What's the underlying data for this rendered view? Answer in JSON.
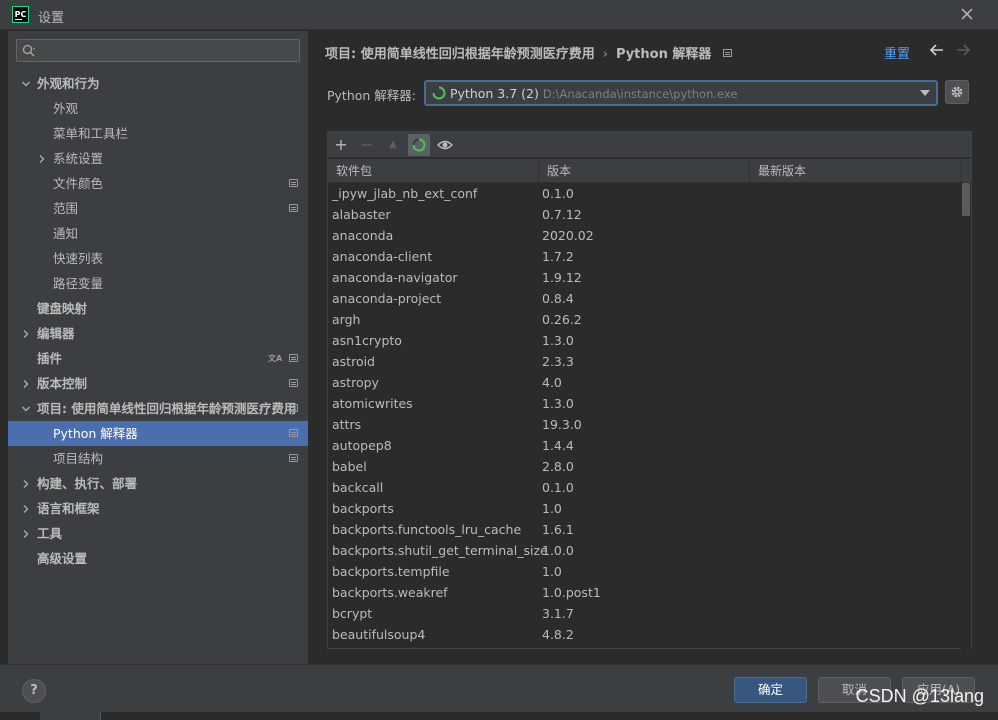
{
  "window": {
    "title": "设置",
    "app_icon_label": "PC",
    "close_icon": "close-icon"
  },
  "sidebar": {
    "search_placeholder": "",
    "items": [
      {
        "label": "外观和行为",
        "level": 0,
        "arrow": "down",
        "bold": true,
        "selected": false,
        "icon": ""
      },
      {
        "label": "外观",
        "level": 1,
        "arrow": "",
        "bold": false,
        "selected": false,
        "icon": ""
      },
      {
        "label": "菜单和工具栏",
        "level": 1,
        "arrow": "",
        "bold": false,
        "selected": false,
        "icon": ""
      },
      {
        "label": "系统设置",
        "level": 1,
        "arrow": "right",
        "bold": false,
        "selected": false,
        "icon": ""
      },
      {
        "label": "文件颜色",
        "level": 1,
        "arrow": "",
        "bold": false,
        "selected": false,
        "icon": "project"
      },
      {
        "label": "范围",
        "level": 1,
        "arrow": "",
        "bold": false,
        "selected": false,
        "icon": "project"
      },
      {
        "label": "通知",
        "level": 1,
        "arrow": "",
        "bold": false,
        "selected": false,
        "icon": ""
      },
      {
        "label": "快速列表",
        "level": 1,
        "arrow": "",
        "bold": false,
        "selected": false,
        "icon": ""
      },
      {
        "label": "路径变量",
        "level": 1,
        "arrow": "",
        "bold": false,
        "selected": false,
        "icon": ""
      },
      {
        "label": "键盘映射",
        "level": 0,
        "arrow": "",
        "bold": true,
        "selected": false,
        "icon": ""
      },
      {
        "label": "编辑器",
        "level": 0,
        "arrow": "right",
        "bold": true,
        "selected": false,
        "icon": ""
      },
      {
        "label": "插件",
        "level": 0,
        "arrow": "",
        "bold": true,
        "selected": false,
        "icon": "lang+project"
      },
      {
        "label": "版本控制",
        "level": 0,
        "arrow": "right",
        "bold": true,
        "selected": false,
        "icon": "project"
      },
      {
        "label": "项目: 使用简单线性回归根据年龄预测医疗费用",
        "level": 0,
        "arrow": "down",
        "bold": true,
        "selected": false,
        "icon": "project"
      },
      {
        "label": "Python 解释器",
        "level": 1,
        "arrow": "",
        "bold": false,
        "selected": true,
        "icon": "project"
      },
      {
        "label": "项目结构",
        "level": 1,
        "arrow": "",
        "bold": false,
        "selected": false,
        "icon": "project"
      },
      {
        "label": "构建、执行、部署",
        "level": 0,
        "arrow": "right",
        "bold": true,
        "selected": false,
        "icon": ""
      },
      {
        "label": "语言和框架",
        "level": 0,
        "arrow": "right",
        "bold": true,
        "selected": false,
        "icon": ""
      },
      {
        "label": "工具",
        "level": 0,
        "arrow": "right",
        "bold": true,
        "selected": false,
        "icon": ""
      },
      {
        "label": "高级设置",
        "level": 0,
        "arrow": "",
        "bold": true,
        "selected": false,
        "icon": ""
      }
    ]
  },
  "header": {
    "breadcrumb_project": "项目: 使用简单线性回归根据年龄预测医疗费用",
    "breadcrumb_separator": "›",
    "breadcrumb_page": "Python 解释器",
    "reset_label": "重置"
  },
  "interpreter": {
    "label": "Python 解释器:",
    "selected_name": "Python 3.7 (2)",
    "selected_path": "D:\\Anacanda\\instance\\python.exe"
  },
  "packages": {
    "toolbar": {
      "add": "+",
      "remove": "−",
      "upgrade": "▲"
    },
    "columns": [
      "软件包",
      "版本",
      "最新版本"
    ],
    "rows": [
      {
        "name": "_ipyw_jlab_nb_ext_conf",
        "version": "0.1.0",
        "latest": ""
      },
      {
        "name": "alabaster",
        "version": "0.7.12",
        "latest": ""
      },
      {
        "name": "anaconda",
        "version": "2020.02",
        "latest": ""
      },
      {
        "name": "anaconda-client",
        "version": "1.7.2",
        "latest": ""
      },
      {
        "name": "anaconda-navigator",
        "version": "1.9.12",
        "latest": ""
      },
      {
        "name": "anaconda-project",
        "version": "0.8.4",
        "latest": ""
      },
      {
        "name": "argh",
        "version": "0.26.2",
        "latest": ""
      },
      {
        "name": "asn1crypto",
        "version": "1.3.0",
        "latest": ""
      },
      {
        "name": "astroid",
        "version": "2.3.3",
        "latest": ""
      },
      {
        "name": "astropy",
        "version": "4.0",
        "latest": ""
      },
      {
        "name": "atomicwrites",
        "version": "1.3.0",
        "latest": ""
      },
      {
        "name": "attrs",
        "version": "19.3.0",
        "latest": ""
      },
      {
        "name": "autopep8",
        "version": "1.4.4",
        "latest": ""
      },
      {
        "name": "babel",
        "version": "2.8.0",
        "latest": ""
      },
      {
        "name": "backcall",
        "version": "0.1.0",
        "latest": ""
      },
      {
        "name": "backports",
        "version": "1.0",
        "latest": ""
      },
      {
        "name": "backports.functools_lru_cache",
        "version": "1.6.1",
        "latest": ""
      },
      {
        "name": "backports.shutil_get_terminal_size",
        "version": "1.0.0",
        "latest": ""
      },
      {
        "name": "backports.tempfile",
        "version": "1.0",
        "latest": ""
      },
      {
        "name": "backports.weakref",
        "version": "1.0.post1",
        "latest": ""
      },
      {
        "name": "bcrypt",
        "version": "3.1.7",
        "latest": ""
      },
      {
        "name": "beautifulsoup4",
        "version": "4.8.2",
        "latest": ""
      },
      {
        "name": "",
        "version": "",
        "latest": ""
      }
    ]
  },
  "footer": {
    "help_label": "?",
    "ok_label": "确定",
    "cancel_label": "取消",
    "apply_label": "应用(A)",
    "watermark": "CSDN @13lang"
  },
  "colors": {
    "selection": "#4b6eaf",
    "link": "#589df6",
    "ok_button": "#365880",
    "background": "#2b2b2b",
    "panel": "#3c3f41"
  }
}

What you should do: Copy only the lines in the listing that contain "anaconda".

Result below:
        "name": "anaconda",
        "name": "anaconda-client",
        "name": "anaconda-navigator",
        "name": "anaconda-project",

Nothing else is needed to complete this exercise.